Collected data
+---+

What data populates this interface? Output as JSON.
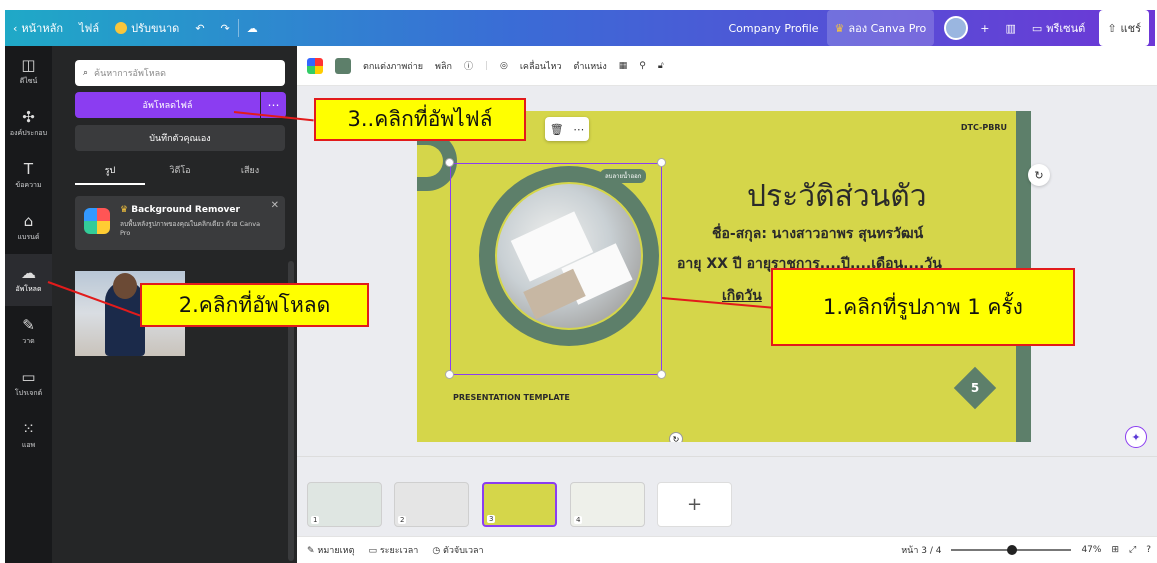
{
  "topbar": {
    "back_label": "หน้าหลัก",
    "file_label": "ไฟล์",
    "resize_label": "ปรับขนาด",
    "project_name": "Company Profile",
    "try_pro_label": "ลอง Canva Pro",
    "present_label": "พรีเซนต์",
    "share_label": "แชร์"
  },
  "rail": {
    "items": [
      {
        "label": "ดีไซน์",
        "icon": "layout-icon"
      },
      {
        "label": "องค์ประกอบ",
        "icon": "elements-icon"
      },
      {
        "label": "ข้อความ",
        "icon": "text-icon"
      },
      {
        "label": "แบรนด์",
        "icon": "brand-icon"
      },
      {
        "label": "อัพโหลด",
        "icon": "upload-cloud-icon"
      },
      {
        "label": "วาด",
        "icon": "draw-icon"
      },
      {
        "label": "โปรเจกต์",
        "icon": "folder-icon"
      },
      {
        "label": "แอพ",
        "icon": "apps-grid-icon"
      }
    ]
  },
  "panel": {
    "search_placeholder": "ค้นหาการอัพโหลด",
    "upload_button": "อัพโหลดไฟล์",
    "record_button": "บันทึกตัวคุณเอง",
    "tabs": [
      "รูป",
      "วิดีโอ",
      "เสียง"
    ],
    "promo": {
      "title": "Background Remover",
      "desc": "ลบพื้นหลังรูปภาพของคุณในคลิกเดียว ด้วย Canva Pro"
    }
  },
  "toolbar": {
    "edit_photo": "ตกแต่งภาพถ่าย",
    "flip": "พลิก",
    "animate": "เคลื่อนไหว",
    "position": "ตำแหน่ง"
  },
  "slide": {
    "brand": "DTC-PBRU",
    "title": "ประวัติส่วนตัว",
    "line1": "ชื่อ-สกุล: นางสาวอาพร สุนทรวัฒน์",
    "line2": "อายุ  XX  ปี อายุราชการ....ปี....เดือน....วัน",
    "line3": "เกิดวัน",
    "tag": "ลบลายน้ำออก",
    "footer": "PRESENTATION TEMPLATE",
    "page_number": "5"
  },
  "filmstrip": {
    "pages": [
      "1",
      "2",
      "3",
      "4"
    ],
    "selected": 3
  },
  "bottombar": {
    "notes": "หมายเหตุ",
    "duration": "ระยะเวลา",
    "timer": "ตัวจับเวลา",
    "page_indicator": "หน้า 3 / 4",
    "zoom": "47%"
  },
  "annotations": {
    "step1": "1.คลิกที่รูปภาพ 1 ครั้ง",
    "step2": "2.คลิกที่อัพโหลด",
    "step3": "3..คลิกที่อัพไฟล์"
  },
  "colors": {
    "accent_purple": "#8b3df1",
    "slide_yellow": "#d5d64a",
    "slide_green": "#5d7f6a",
    "callout_yellow": "#ffff00",
    "callout_red": "#e21b1b"
  }
}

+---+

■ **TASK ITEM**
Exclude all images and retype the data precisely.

■ **OUTPUT OF THE EXERCISE**
What data populates this interface? Output as JSON.
{
  "topbar": {
    "back_label": "หน้าหลัก",
    "file_label": "ไฟล์",
    "resize_label": "ปรับขนาด",
    "project_name": "Company Profile",
    "try_pro_label": "ลอง Canva Pro",
    "present_label": "พรีเซนต์",
    "share_label": "แชร์"
  },
  "rail": {
    "items": [
      {
        "label": "ดีไซน์",
        "icon": "layout-icon"
      },
      {
        "label": "องค์ประกอบ",
        "icon": "elements-icon"
      },
      {
        "label": "ข้อความ",
        "icon": "text-icon"
      },
      {
        "label": "แบรนด์",
        "icon": "brand-icon"
      },
      {
        "label": "อัพโหลด",
        "icon": "upload-cloud-icon"
      },
      {
        "label": "วาด",
        "icon": "draw-icon"
      },
      {
        "label": "โปรเจกต์",
        "icon": "folder-icon"
      },
      {
        "label": "แอพ",
        "icon": "apps-grid-icon"
      }
    ]
  },
  "panel": {
    "search_placeholder": "ค้นหาการอัพโหลด",
    "upload_button": "อัพโหลดไฟล์",
    "record_button": "บันทึกตัวคุณเอง",
    "tabs": [
      "รูป",
      "วิดีโอ",
      "เสียง"
    ],
    "promo": {
      "title": "Background Remover",
      "desc": "ลบพื้นหลังรูปภาพของคุณในคลิกเดียว ด้วย Canva Pro"
    }
  },
  "toolbar": {
    "edit_photo": "ตกแต่งภาพถ่าย",
    "flip": "พลิก",
    "animate": "เคลื่อนไหว",
    "position": "ตำแหน่ง"
  },
  "slide": {
    "brand": "DTC-PBRU",
    "title": "ประวัติส่วนตัว",
    "line1": "ชื่อ-สกุล: นางสาวอาพร สุนทรวัฒน์",
    "line2": "อายุ  XX  ปี อายุราชการ....ปี....เดือน....วัน",
    "line3": "เกิดวัน",
    "tag": "ลบลายน้ำออก",
    "footer": "PRESENTATION TEMPLATE",
    "page_number": "5"
  },
  "filmstrip": {
    "pages": [
      "1",
      "2",
      "3",
      "4"
    ],
    "selected": 3
  },
  "bottombar": {
    "notes": "หมายเหตุ",
    "duration": "ระยะเวลา",
    "timer": "ตัวจับเวลา",
    "page_indicator": "หน้า 3 / 4",
    "zoom": "47%"
  },
  "annotations": {
    "step1": "1.คลิกที่รูปภาพ 1 ครั้ง",
    "step2": "2.คลิกที่อัพโหลด",
    "step3": "3..คลิกที่อัพไฟล์"
  },
  "colors": {
    "accent_purple": "#8b3df1",
    "slide_yellow": "#d5d64a",
    "slide_green": "#5d7f6a",
    "callout_yellow": "#ffff00",
    "callout_red": "#e21b1b"
  }
}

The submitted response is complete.